- PROBLEM TO WORK ON:
Search the lines of the records for the word "Clientes", and copy every line that has it.

- RECORDED INFORMATION:
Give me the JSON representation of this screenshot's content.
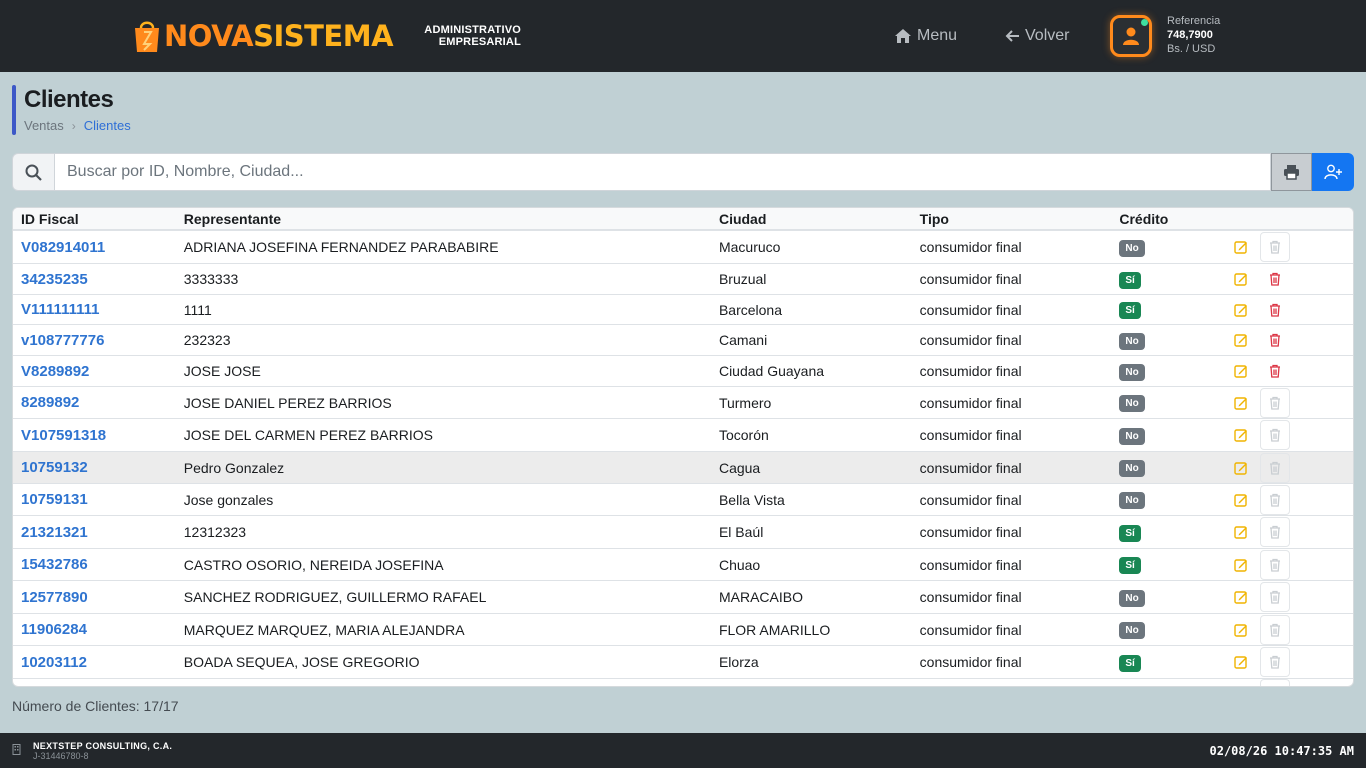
{
  "header": {
    "brand_part1": "NOVA",
    "brand_part2": "SISTEMA",
    "brand_sub_line1": "ADMINISTRATIVO",
    "brand_sub_line2": "EMPRESARIAL",
    "menu_label": "Menu",
    "back_label": "Volver",
    "reference_label": "Referencia",
    "reference_value": "748,7900",
    "reference_unit": "Bs. / USD"
  },
  "page": {
    "title": "Clientes",
    "breadcrumb": [
      "Ventas",
      "Clientes"
    ],
    "breadcrumb_sep": "›"
  },
  "search": {
    "placeholder": "Buscar por ID, Nombre, Ciudad...",
    "value": ""
  },
  "table": {
    "headers": [
      "ID Fiscal",
      "Representante",
      "Ciudad",
      "Tipo",
      "Crédito",
      ""
    ],
    "rows": [
      {
        "id": "V082914011",
        "rep": "ADRIANA JOSEFINA FERNANDEZ PARABABIRE",
        "city": "Macuruco",
        "type": "consumidor final",
        "credit": "No",
        "deletable": false,
        "h": 33
      },
      {
        "id": "34235235",
        "rep": "3333333",
        "city": "Bruzual",
        "type": "consumidor final",
        "credit": "Sí",
        "deletable": true,
        "h": 31
      },
      {
        "id": "V111111111",
        "rep": "1111",
        "city": "Barcelona",
        "type": "consumidor final",
        "credit": "Sí",
        "deletable": true,
        "h": 30
      },
      {
        "id": "v108777776",
        "rep": "232323",
        "city": "Camani",
        "type": "consumidor final",
        "credit": "No",
        "deletable": true,
        "h": 31
      },
      {
        "id": "V8289892",
        "rep": "JOSE JOSE",
        "city": "Ciudad Guayana",
        "type": "consumidor final",
        "credit": "No",
        "deletable": true,
        "h": 31
      },
      {
        "id": "8289892",
        "rep": "JOSE DANIEL PEREZ BARRIOS",
        "city": "Turmero",
        "type": "consumidor final",
        "credit": "No",
        "deletable": false,
        "h": 32
      },
      {
        "id": "V107591318",
        "rep": "JOSE DEL CARMEN PEREZ BARRIOS",
        "city": "Tocorón",
        "type": "consumidor final",
        "credit": "No",
        "deletable": false,
        "h": 33
      },
      {
        "id": "10759132",
        "rep": "Pedro Gonzalez",
        "city": "Cagua",
        "type": "consumidor final",
        "credit": "No",
        "deletable": false,
        "h": 32,
        "highlight": true
      },
      {
        "id": "10759131",
        "rep": "Jose gonzales",
        "city": "Bella Vista",
        "type": "consumidor final",
        "credit": "No",
        "deletable": false,
        "h": 32
      },
      {
        "id": "21321321",
        "rep": "12312323",
        "city": "El Baúl",
        "type": "consumidor final",
        "credit": "Sí",
        "deletable": false,
        "h": 33
      },
      {
        "id": "15432786",
        "rep": "CASTRO OSORIO, NEREIDA JOSEFINA",
        "city": "Chuao",
        "type": "consumidor final",
        "credit": "Sí",
        "deletable": false,
        "h": 32
      },
      {
        "id": "12577890",
        "rep": "SANCHEZ RODRIGUEZ, GUILLERMO RAFAEL",
        "city": "MARACAIBO",
        "type": "consumidor final",
        "credit": "No",
        "deletable": false,
        "h": 33
      },
      {
        "id": "11906284",
        "rep": "MARQUEZ MARQUEZ, MARIA ALEJANDRA",
        "city": "FLOR AMARILLO",
        "type": "consumidor final",
        "credit": "No",
        "deletable": false,
        "h": 32
      },
      {
        "id": "10203112",
        "rep": "BOADA SEQUEA, JOSE GREGORIO",
        "city": "Elorza",
        "type": "consumidor final",
        "credit": "Sí",
        "deletable": false,
        "h": 33
      }
    ]
  },
  "summary": {
    "count_text": "Número de Clientes: 17/17"
  },
  "footer": {
    "company": "NEXTSTEP CONSULTING, C.A.",
    "rif": "J-31446780-8",
    "datetime": "02/08/26 10:47:35 AM"
  },
  "colors": {
    "accent": "#1476f2",
    "brand_orange": "#ff8a1c",
    "credit_yes": "#198754",
    "credit_no": "#6c757d",
    "delete_red": "#dc3545",
    "edit_yellow": "#f0b400"
  }
}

- PROBLEM SOLUTION:
    "title": "Clientes",
      "Clientes"
    "count_text": "Número de Clientes: 17/17"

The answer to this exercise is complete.